It’s been a long stretch—nearly 11 months—since the last episode of South Park, and during that time, there’s been plenty of grist for the mill. The time has also given Matt Stone, Trey Parker, and the rest of the writers a chance to take a break, take a breath, and come out swinging. In a way, they pick up where they left off with “Obama Wins!” by taking the political route and taking on the Edward Snowden/NSA scandal. The show can be hit and miss with political topics, so it's disappointing, though not surprising, that even with that time off, this episode still falls in that “miss” category.
It doesn’t take long for the episode’s first big point—mocking the way we rail against invasion of privacy while simultaneously volunteering all sorts of personal information—to get hammered home, what with Cartman’s rally organization to protest the government. The question from there is whether or not the show can carry the point home without getting too lost along the way. It can’t: Instead of sharp satire, we get a limp A-story that wanders a bit with stale riffs and a lackadaisical payoff and a B-story that doesn’t evolve and, in both cases, plenty of wasted opportunity. The idea of what we consider to be our privacy and how we undermine it seems to be the theme the show would usually latch on to and mock everyone—especially us, the viewers, for—but that idea is dispatched after the first bit.
There are some clever moments, such as the “Shitter” feed, Alec Baldwin, and the way the show mocks us for complaining about the NSA spying on us when the stuff we’re worried about is mostly pictures of our dogs, what we’re eating, or, if you’re Alec Baldwin, pussy sandwiches. But the jokes are just that, clever bits that also prove to be too ephemeral (you know, like Twitter!). I had to Google Baldwin’s homophobic Twitter rant just to refresh my memory, which isn’t a good sign: If gags are old enough to be forgotten, how fresh can the joke be? (Of course, maybe my memory is just that bad, but the show could have gone more recent.)
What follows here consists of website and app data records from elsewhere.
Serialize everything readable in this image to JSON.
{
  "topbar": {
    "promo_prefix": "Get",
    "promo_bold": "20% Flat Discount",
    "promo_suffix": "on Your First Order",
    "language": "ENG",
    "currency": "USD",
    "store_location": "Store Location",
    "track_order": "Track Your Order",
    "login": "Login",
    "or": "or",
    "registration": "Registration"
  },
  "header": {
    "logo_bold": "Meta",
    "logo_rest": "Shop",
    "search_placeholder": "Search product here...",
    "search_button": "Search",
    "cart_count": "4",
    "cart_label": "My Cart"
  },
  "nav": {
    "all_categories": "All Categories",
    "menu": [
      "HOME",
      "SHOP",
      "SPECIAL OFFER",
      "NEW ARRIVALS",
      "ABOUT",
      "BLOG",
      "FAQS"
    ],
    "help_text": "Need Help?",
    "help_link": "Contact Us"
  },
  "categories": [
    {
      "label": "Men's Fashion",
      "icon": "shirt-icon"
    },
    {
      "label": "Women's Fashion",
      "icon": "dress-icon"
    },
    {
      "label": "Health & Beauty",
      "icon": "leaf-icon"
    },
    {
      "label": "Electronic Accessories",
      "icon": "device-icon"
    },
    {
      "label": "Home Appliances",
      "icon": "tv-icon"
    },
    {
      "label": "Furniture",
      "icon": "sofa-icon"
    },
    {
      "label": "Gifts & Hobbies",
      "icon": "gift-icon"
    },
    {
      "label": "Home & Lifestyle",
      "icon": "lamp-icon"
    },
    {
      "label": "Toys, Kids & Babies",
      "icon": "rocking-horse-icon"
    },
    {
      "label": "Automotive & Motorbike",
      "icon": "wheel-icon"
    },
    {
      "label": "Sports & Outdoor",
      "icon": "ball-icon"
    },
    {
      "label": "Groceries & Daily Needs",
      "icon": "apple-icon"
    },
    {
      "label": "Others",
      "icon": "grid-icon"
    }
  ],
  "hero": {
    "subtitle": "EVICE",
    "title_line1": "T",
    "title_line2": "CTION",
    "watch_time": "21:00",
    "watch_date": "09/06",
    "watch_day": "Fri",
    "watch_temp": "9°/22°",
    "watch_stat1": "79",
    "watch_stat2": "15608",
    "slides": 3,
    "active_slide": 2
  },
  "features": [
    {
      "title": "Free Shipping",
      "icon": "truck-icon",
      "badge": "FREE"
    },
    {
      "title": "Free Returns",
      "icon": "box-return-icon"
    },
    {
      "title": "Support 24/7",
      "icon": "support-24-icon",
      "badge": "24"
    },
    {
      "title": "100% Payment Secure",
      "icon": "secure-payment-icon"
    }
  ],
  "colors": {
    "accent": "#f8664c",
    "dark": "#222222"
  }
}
Cartman’s journey into the NSA disguised as an employee has promise, but the big reveal of the NSA’s secret weapon is one of those South Park left-turns I’ve talked about before. Except this one doesn’t work. Instead of reaching for some sort of sharp satire, there’s a settling for an easy, cheap joke. There’s no barb to the “Sure, they’re torturing Santa, but they’re keeping us safe” line; there’s no bite, no oomph that the show is capable of.
Turning the DMV into church for Butters is kind of clever for a B-plot but is pretty empty, a one-note joke that doesn’t go anywhere, kind of like the racist caricatures of the Jehovah Witnesses. I’m not entirely sure what the point was: Butters is dumb? DMVs suck? Taking a shot at the Catholic Church? It seemed like it wanted to tie back to the main storyline, but other than Cartman showing up at the end, it didn’t.
I’m not going to panic about this middling season premiere; as my recaps from last season showed, I still have a lot of faith and find a lot of enjoyment in the show. And maybe my expectations are too high for the show. It’s in its 17th season and seemingly saddled with that weird sort of Simpsons-esque legacy of surviving long enough to outlive its initial legacy of a ground-breaking show. Not every show has to be some sort of searing public commentary; dumb jokes are just fine, thanks. But even with that expectation and the extended time off, it feels like the rust shows.
- Kyle’s rant that opens the show could be mine or any other person on my morning train with this one person who always does that…
- I would totally go see a puppet show version of 1984
- There’s something inherently sweet—if a little predictable—in Butters’ prayer to Obama.
- Nice to hear Bill Hader on the show as Alec Baldwin. I know he's working on the show as a writer, but IMDB tells me this is only his second time as a voice talent on the show.
- I honestly don't remember Baldwin's, rant but I work for a big news outlet in Chicago as part of my full-time job, and with that terrific 24/7 news cycle, I'm not surprised stuff like that got pushed out of my mind so easily.
- The Jehovah’s Witness cartoon made me think of these old Jack Chick cartoons my next door neighbor passed out at Halloween. I was terrified of those—I grew up in Alabama so mission accomplished, Jack—but was also strangely drawn to the devilish behavior depicted within.
- Did the NSA boss guy remind anyone else of Alias’ Arvin Sloane? Loved his rant at the Twitter user, though.
- Chief Barbrady cameo! Maybe we’ll see Jimbo and Ned next week?
- I still have high hopes for the rest of this new batch of episodes. Not every episode is going to be a winner, but this one felt like one of the bigger duds in the last few seasons. You will, of course, dear readers, not hesitate to tell me how wrong I am, I hope.